YOUR TASK - Which lines of the listing hold the string "liabilities"? Copy those lines.

◆ ◆ ◆ ◆ ◆ ◆ ◆

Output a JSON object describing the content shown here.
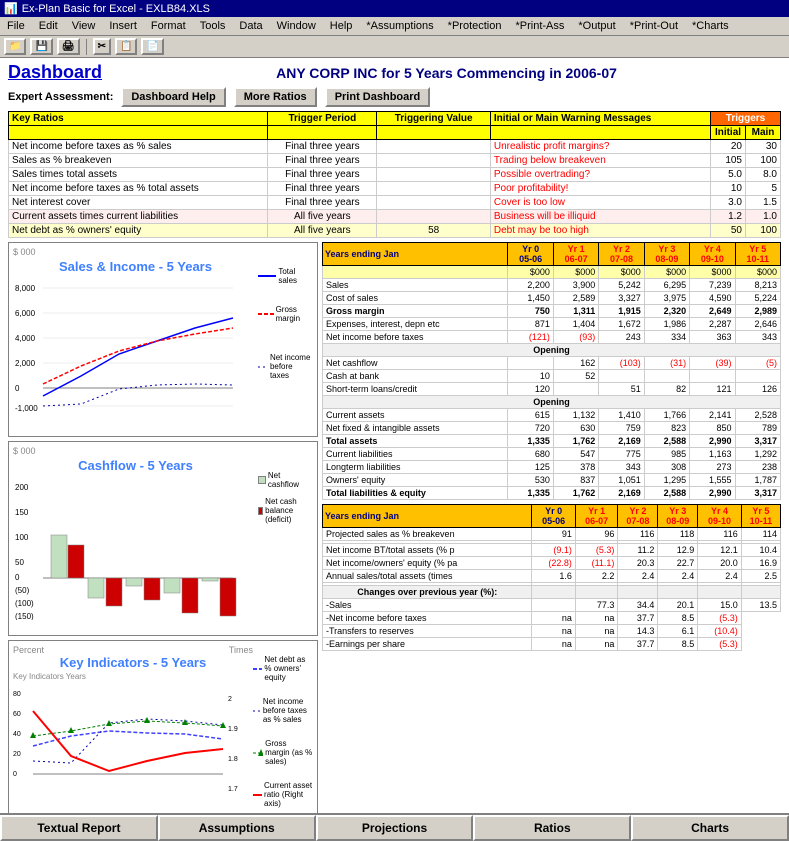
{
  "titlebar": {
    "title": "Ex-Plan Basic for Excel - EXLB84.XLS",
    "icon": "📊"
  },
  "menubar": {
    "items": [
      "File",
      "Edit",
      "View",
      "Insert",
      "Format",
      "Tools",
      "Data",
      "Window",
      "Help",
      "*Assumptions",
      "*Protection",
      "*Print-Ass",
      "*Output",
      "*Print-Out",
      "*Charts"
    ]
  },
  "dashboard": {
    "title": "Dashboard",
    "subtitle": "ANY CORP INC for 5 Years Commencing in 2006-07",
    "expert_label": "Expert Assessment:",
    "buttons": {
      "help": "Dashboard Help",
      "more_ratios": "More Ratios",
      "print": "Print Dashboard"
    }
  },
  "ratios_table": {
    "headers": [
      "Key Ratios",
      "Trigger Period",
      "Triggering Value",
      "Initial or Main Warning Messages",
      "Triggers Initial",
      "Triggers Main"
    ],
    "rows": [
      {
        "name": "Net income before taxes as % sales",
        "period": "Final three years",
        "value": "",
        "warning": "Unrealistic profit margins?",
        "initial": "20",
        "main": "30"
      },
      {
        "name": "Sales as % breakeven",
        "period": "Final three years",
        "value": "",
        "warning": "Trading below breakeven",
        "initial": "105",
        "main": "100"
      },
      {
        "name": "Sales times total assets",
        "period": "Final three years",
        "value": "",
        "warning": "Possible overtrading?",
        "initial": "5.0",
        "main": "8.0"
      },
      {
        "name": "Net income before taxes as % total assets",
        "period": "Final three years",
        "value": "",
        "warning": "Poor profitability!",
        "initial": "10",
        "main": "5"
      },
      {
        "name": "Net interest cover",
        "period": "Final three years",
        "value": "",
        "warning": "Cover is too low",
        "initial": "3.0",
        "main": "1.5"
      },
      {
        "name": "Current assets times current liabilities",
        "period": "All five years",
        "value": "",
        "warning": "Business will be illiquid",
        "initial": "1.2",
        "main": "1.0"
      },
      {
        "name": "Net debt as % owners' equity",
        "period": "All five years",
        "value": "58",
        "warning": "Debt may be too high",
        "initial": "50",
        "main": "100"
      }
    ]
  },
  "financial_data": {
    "years_header": [
      "Years ending Jan",
      "Yr 0 05-06",
      "Yr 1 06-07",
      "Yr 2 07-08",
      "Yr 3 08-09",
      "Yr 4 09-10",
      "Yr 5 10-11"
    ],
    "unit_row": [
      "$000",
      "$000",
      "$000",
      "$000",
      "$000",
      "$000"
    ],
    "income": [
      {
        "label": "Sales",
        "values": [
          "2,200",
          "3,900",
          "5,242",
          "6,295",
          "7,239",
          "8,213"
        ]
      },
      {
        "label": "Cost of sales",
        "values": [
          "1,450",
          "2,589",
          "3,327",
          "3,975",
          "4,590",
          "5,224"
        ]
      },
      {
        "label": "Gross margin",
        "values": [
          "750",
          "1,311",
          "1,915",
          "2,320",
          "2,649",
          "2,989"
        ]
      }
    ],
    "expenses": [
      {
        "label": "Expenses, interest, depn etc",
        "values": [
          "871",
          "1,404",
          "1,672",
          "1,986",
          "2,287",
          "2,646"
        ]
      },
      {
        "label": "Net income before taxes",
        "values": [
          "(121)",
          "(93)",
          "243",
          "334",
          "363",
          "343"
        ]
      }
    ],
    "cashflow": [
      {
        "label": "Net cashflow",
        "values": [
          "",
          "162",
          "(103)",
          "(31)",
          "(39)",
          "(5)"
        ]
      },
      {
        "label": "Cash at bank",
        "values": [
          "10",
          "52",
          "",
          "",
          "",
          ""
        ]
      },
      {
        "label": "Short-term loans/credit",
        "values": [
          "120",
          "",
          "51",
          "82",
          "121",
          "126"
        ]
      }
    ],
    "assets": [
      {
        "label": "Current assets",
        "values": [
          "615",
          "1,132",
          "1,410",
          "1,766",
          "2,141",
          "2,528"
        ]
      },
      {
        "label": "Net fixed & intangible assets",
        "values": [
          "720",
          "630",
          "759",
          "823",
          "850",
          "789"
        ]
      },
      {
        "label": "Total assets",
        "values": [
          "1,335",
          "1,762",
          "2,169",
          "2,588",
          "2,990",
          "3,317"
        ]
      }
    ],
    "liabilities": [
      {
        "label": "Current liabilities",
        "values": [
          "680",
          "547",
          "775",
          "985",
          "1,163",
          "1,292"
        ]
      },
      {
        "label": "Longterm liabilities",
        "values": [
          "125",
          "378",
          "343",
          "308",
          "273",
          "238"
        ]
      },
      {
        "label": "Owners' equity",
        "values": [
          "530",
          "837",
          "1,051",
          "1,295",
          "1,555",
          "1,787"
        ]
      },
      {
        "label": "Total liabilities & equity",
        "values": [
          "1,335",
          "1,762",
          "2,169",
          "2,588",
          "2,990",
          "3,317"
        ]
      }
    ]
  },
  "ratios_data": {
    "years_header": [
      "Years ending Jan",
      "Yr 0 05-06",
      "Yr 1 06-07",
      "Yr 2 07-08",
      "Yr 3 08-09",
      "Yr 4 09-10",
      "Yr 5 10-11"
    ],
    "rows": [
      {
        "label": "Projected sales as % breakeven",
        "values": [
          "91",
          "96",
          "116",
          "118",
          "116",
          "114"
        ]
      },
      {
        "label": "",
        "values": [
          "",
          "",
          "",
          "",
          "",
          ""
        ]
      },
      {
        "label": "Net income BT/total assets (% p",
        "values": [
          "(9.1)",
          "(5.3)",
          "11.2",
          "12.9",
          "12.1",
          "10.4"
        ],
        "neg": [
          true,
          true,
          false,
          false,
          false,
          false
        ]
      },
      {
        "label": "Net income/owners' equity (% pa",
        "values": [
          "(22.8)",
          "(11.1)",
          "20.3",
          "22.7",
          "20.0",
          "16.9"
        ],
        "neg": [
          true,
          true,
          false,
          false,
          false,
          false
        ]
      },
      {
        "label": "Annual sales/total assets (times",
        "values": [
          "1.6",
          "2.2",
          "2.4",
          "2.4",
          "2.4",
          "2.5"
        ]
      },
      {
        "label": "",
        "values": [
          "",
          "",
          "",
          "",
          "",
          ""
        ]
      },
      {
        "label": "Changes over previous year (%):",
        "values": [
          "",
          "",
          "",
          "",
          "",
          ""
        ],
        "section": true
      },
      {
        "label": " -Sales",
        "values": [
          "",
          "77.3",
          "34.4",
          "20.1",
          "15.0",
          "13.5"
        ]
      },
      {
        "label": " -Net income before taxes",
        "values": [
          "na",
          "na",
          "37.7",
          "8.5",
          "(5.3)"
        ],
        "neg5": true
      },
      {
        "label": " -Transfers to reserves",
        "values": [
          "na",
          "na",
          "14.3",
          "6.1",
          "(10.4)"
        ],
        "neg5": true
      },
      {
        "label": " -Earnings per share",
        "values": [
          "na",
          "na",
          "37.7",
          "8.5",
          "(5.3)"
        ],
        "neg5": true
      }
    ]
  },
  "charts": {
    "sales_income_title": "Sales & Income - 5 Years",
    "cashflow_title": "Cashflow - 5 Years",
    "key_indicators_title": "Key Indicators - 5 Years",
    "key_indicators_label": "Key Indicators Years"
  },
  "bottom_nav": {
    "buttons": [
      "Textual Report",
      "Assumptions",
      "Projections",
      "Ratios",
      "Charts"
    ]
  }
}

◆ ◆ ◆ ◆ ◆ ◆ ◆

WRITTEN ANSWER -
        "name": "Current assets times current liabilities",
    "liabilities": [
        "label": "Current liabilities",
        "label": "Longterm liabilities",
        "label": "Total liabilities & equity",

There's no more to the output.